Humans rely heavily on shape similarity among objects for object categorization and identification. Studies using functional magnetic resonance imaging (fMRI) have shown that a large region in human occipitotemporal cortex processes the shape of meaningful as well as unfamiliar objects. Here, we investigate whether the functional organization of this region as measured with fMRI is related to perceived shape similarity. We found that unfamiliar object classes that are rated as having a similar shape were associated with a very similar response pattern distributed across object-selective cortex, whereas object classes that were rated as being very different in shape were associated with a more different response pattern. Human observers, as well as object-selective cortex, were very sensitive to differences in shape features of the objects such as straight versus curved versus "spiky" edges, more so than to differences in overall shape envelope. Response patterns in retinotopic areas V1, V2, and V4 were not found to be related to perceived shape. The functional organization in area V3 was partially related to perceived shape but without a stronger sensitivity for shape features relative to overall shape envelope.

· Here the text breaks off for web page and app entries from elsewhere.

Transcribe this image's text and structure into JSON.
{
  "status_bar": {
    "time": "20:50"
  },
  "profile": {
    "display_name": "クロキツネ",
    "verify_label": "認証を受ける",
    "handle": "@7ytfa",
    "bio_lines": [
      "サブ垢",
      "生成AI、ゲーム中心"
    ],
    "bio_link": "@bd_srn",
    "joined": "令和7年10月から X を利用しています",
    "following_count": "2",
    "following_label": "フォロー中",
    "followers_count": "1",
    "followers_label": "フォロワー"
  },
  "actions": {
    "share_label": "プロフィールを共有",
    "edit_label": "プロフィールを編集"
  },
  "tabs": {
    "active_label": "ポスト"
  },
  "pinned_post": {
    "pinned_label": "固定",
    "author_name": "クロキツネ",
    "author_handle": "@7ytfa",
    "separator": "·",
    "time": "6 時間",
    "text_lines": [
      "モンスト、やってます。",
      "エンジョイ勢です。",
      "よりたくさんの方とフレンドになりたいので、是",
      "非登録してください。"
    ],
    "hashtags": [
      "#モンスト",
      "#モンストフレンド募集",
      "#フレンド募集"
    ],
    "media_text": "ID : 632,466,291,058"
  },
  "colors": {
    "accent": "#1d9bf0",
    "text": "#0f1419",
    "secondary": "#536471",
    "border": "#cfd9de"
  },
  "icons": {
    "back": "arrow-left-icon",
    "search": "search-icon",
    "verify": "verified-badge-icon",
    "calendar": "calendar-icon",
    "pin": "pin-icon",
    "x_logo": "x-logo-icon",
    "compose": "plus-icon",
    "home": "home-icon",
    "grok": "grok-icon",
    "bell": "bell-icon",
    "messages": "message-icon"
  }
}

Thus, for unfamiliar objects, the organization of human object-selective cortex is strongly related to perceived shape, and this shape-based organization emerges gradually throughout the object vision pathway.